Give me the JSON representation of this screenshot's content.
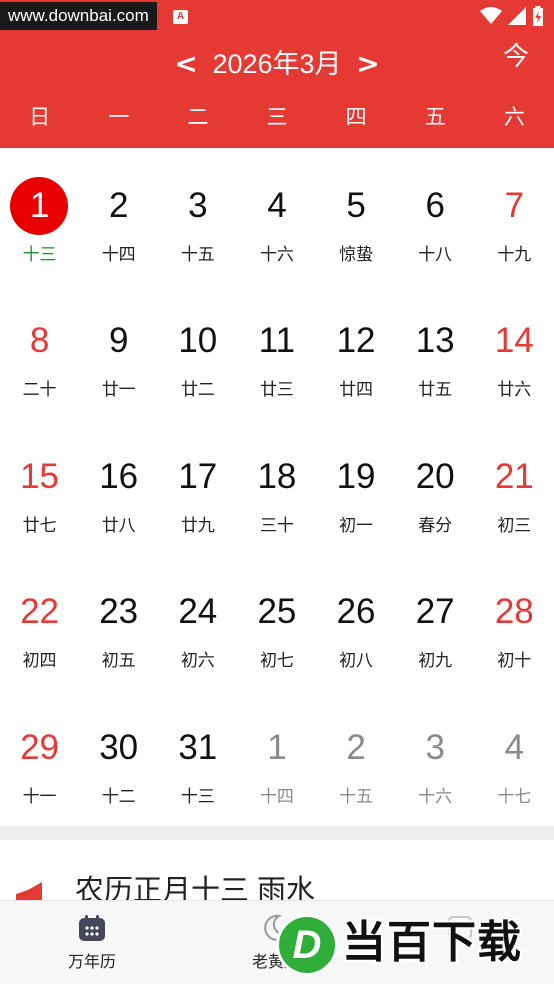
{
  "status_bar": {
    "watermark": "www.downbai.com",
    "badge": "A",
    "icons": [
      "wifi-icon",
      "signal-icon",
      "battery-charging-icon"
    ]
  },
  "header": {
    "prev_label": "<",
    "next_label": ">",
    "month_title": "2026年3月",
    "today_label": "今",
    "weekdays": [
      "日",
      "一",
      "二",
      "三",
      "四",
      "五",
      "六"
    ],
    "background_color": "#e53a33"
  },
  "calendar": {
    "weeks": [
      [
        {
          "day": "1",
          "lunar": "十三",
          "state": "today"
        },
        {
          "day": "2",
          "lunar": "十四",
          "state": "normal"
        },
        {
          "day": "3",
          "lunar": "十五",
          "state": "normal"
        },
        {
          "day": "4",
          "lunar": "十六",
          "state": "normal"
        },
        {
          "day": "5",
          "lunar": "惊蛰",
          "state": "normal"
        },
        {
          "day": "6",
          "lunar": "十八",
          "state": "normal"
        },
        {
          "day": "7",
          "lunar": "十九",
          "state": "weekend"
        }
      ],
      [
        {
          "day": "8",
          "lunar": "二十",
          "state": "weekend"
        },
        {
          "day": "9",
          "lunar": "廿一",
          "state": "normal"
        },
        {
          "day": "10",
          "lunar": "廿二",
          "state": "normal"
        },
        {
          "day": "11",
          "lunar": "廿三",
          "state": "normal"
        },
        {
          "day": "12",
          "lunar": "廿四",
          "state": "normal"
        },
        {
          "day": "13",
          "lunar": "廿五",
          "state": "normal"
        },
        {
          "day": "14",
          "lunar": "廿六",
          "state": "weekend"
        }
      ],
      [
        {
          "day": "15",
          "lunar": "廿七",
          "state": "weekend"
        },
        {
          "day": "16",
          "lunar": "廿八",
          "state": "normal"
        },
        {
          "day": "17",
          "lunar": "廿九",
          "state": "normal"
        },
        {
          "day": "18",
          "lunar": "三十",
          "state": "normal"
        },
        {
          "day": "19",
          "lunar": "初一",
          "state": "normal"
        },
        {
          "day": "20",
          "lunar": "春分",
          "state": "normal"
        },
        {
          "day": "21",
          "lunar": "初三",
          "state": "weekend"
        }
      ],
      [
        {
          "day": "22",
          "lunar": "初四",
          "state": "weekend"
        },
        {
          "day": "23",
          "lunar": "初五",
          "state": "normal"
        },
        {
          "day": "24",
          "lunar": "初六",
          "state": "normal"
        },
        {
          "day": "25",
          "lunar": "初七",
          "state": "normal"
        },
        {
          "day": "26",
          "lunar": "初八",
          "state": "normal"
        },
        {
          "day": "27",
          "lunar": "初九",
          "state": "normal"
        },
        {
          "day": "28",
          "lunar": "初十",
          "state": "weekend"
        }
      ],
      [
        {
          "day": "29",
          "lunar": "十一",
          "state": "weekend"
        },
        {
          "day": "30",
          "lunar": "十二",
          "state": "normal"
        },
        {
          "day": "31",
          "lunar": "十三",
          "state": "normal"
        },
        {
          "day": "1",
          "lunar": "十四",
          "state": "other"
        },
        {
          "day": "2",
          "lunar": "十五",
          "state": "other"
        },
        {
          "day": "3",
          "lunar": "十六",
          "state": "other"
        },
        {
          "day": "4",
          "lunar": "十七",
          "state": "other"
        }
      ]
    ],
    "weekend_color": "#e53a33",
    "today_circle_color": "#e80000",
    "today_lunar_color": "#1f8f2b",
    "other_month_color": "#8a8a8a"
  },
  "info_card": {
    "text": "农历正月十三 雨水",
    "icon": "red-flag-icon"
  },
  "bottom_nav": {
    "tabs": [
      {
        "label": "万年历",
        "icon": "calendar-icon"
      },
      {
        "label": "老黄历",
        "icon": "moon-icon"
      },
      {
        "label": "",
        "icon": "misc-icon"
      }
    ]
  },
  "overlay_logo": {
    "letter": "D",
    "text": "当百下载"
  }
}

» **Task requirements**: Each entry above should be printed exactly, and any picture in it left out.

» **Answer to the problem**:
Give me the JSON representation of this screenshot's content.
{
  "status_bar": {
    "watermark": "www.downbai.com",
    "badge": "A",
    "icons": [
      "wifi-icon",
      "signal-icon",
      "battery-charging-icon"
    ]
  },
  "header": {
    "prev_label": "<",
    "next_label": ">",
    "month_title": "2026年3月",
    "today_label": "今",
    "weekdays": [
      "日",
      "一",
      "二",
      "三",
      "四",
      "五",
      "六"
    ],
    "background_color": "#e53a33"
  },
  "calendar": {
    "weeks": [
      [
        {
          "day": "1",
          "lunar": "十三",
          "state": "today"
        },
        {
          "day": "2",
          "lunar": "十四",
          "state": "normal"
        },
        {
          "day": "3",
          "lunar": "十五",
          "state": "normal"
        },
        {
          "day": "4",
          "lunar": "十六",
          "state": "normal"
        },
        {
          "day": "5",
          "lunar": "惊蛰",
          "state": "normal"
        },
        {
          "day": "6",
          "lunar": "十八",
          "state": "normal"
        },
        {
          "day": "7",
          "lunar": "十九",
          "state": "weekend"
        }
      ],
      [
        {
          "day": "8",
          "lunar": "二十",
          "state": "weekend"
        },
        {
          "day": "9",
          "lunar": "廿一",
          "state": "normal"
        },
        {
          "day": "10",
          "lunar": "廿二",
          "state": "normal"
        },
        {
          "day": "11",
          "lunar": "廿三",
          "state": "normal"
        },
        {
          "day": "12",
          "lunar": "廿四",
          "state": "normal"
        },
        {
          "day": "13",
          "lunar": "廿五",
          "state": "normal"
        },
        {
          "day": "14",
          "lunar": "廿六",
          "state": "weekend"
        }
      ],
      [
        {
          "day": "15",
          "lunar": "廿七",
          "state": "weekend"
        },
        {
          "day": "16",
          "lunar": "廿八",
          "state": "normal"
        },
        {
          "day": "17",
          "lunar": "廿九",
          "state": "normal"
        },
        {
          "day": "18",
          "lunar": "三十",
          "state": "normal"
        },
        {
          "day": "19",
          "lunar": "初一",
          "state": "normal"
        },
        {
          "day": "20",
          "lunar": "春分",
          "state": "normal"
        },
        {
          "day": "21",
          "lunar": "初三",
          "state": "weekend"
        }
      ],
      [
        {
          "day": "22",
          "lunar": "初四",
          "state": "weekend"
        },
        {
          "day": "23",
          "lunar": "初五",
          "state": "normal"
        },
        {
          "day": "24",
          "lunar": "初六",
          "state": "normal"
        },
        {
          "day": "25",
          "lunar": "初七",
          "state": "normal"
        },
        {
          "day": "26",
          "lunar": "初八",
          "state": "normal"
        },
        {
          "day": "27",
          "lunar": "初九",
          "state": "normal"
        },
        {
          "day": "28",
          "lunar": "初十",
          "state": "weekend"
        }
      ],
      [
        {
          "day": "29",
          "lunar": "十一",
          "state": "weekend"
        },
        {
          "day": "30",
          "lunar": "十二",
          "state": "normal"
        },
        {
          "day": "31",
          "lunar": "十三",
          "state": "normal"
        },
        {
          "day": "1",
          "lunar": "十四",
          "state": "other"
        },
        {
          "day": "2",
          "lunar": "十五",
          "state": "other"
        },
        {
          "day": "3",
          "lunar": "十六",
          "state": "other"
        },
        {
          "day": "4",
          "lunar": "十七",
          "state": "other"
        }
      ]
    ],
    "weekend_color": "#e53a33",
    "today_circle_color": "#e80000",
    "today_lunar_color": "#1f8f2b",
    "other_month_color": "#8a8a8a"
  },
  "info_card": {
    "text": "农历正月十三 雨水",
    "icon": "red-flag-icon"
  },
  "bottom_nav": {
    "tabs": [
      {
        "label": "万年历",
        "icon": "calendar-icon"
      },
      {
        "label": "老黄历",
        "icon": "moon-icon"
      },
      {
        "label": "",
        "icon": "misc-icon"
      }
    ]
  },
  "overlay_logo": {
    "letter": "D",
    "text": "当百下载"
  }
}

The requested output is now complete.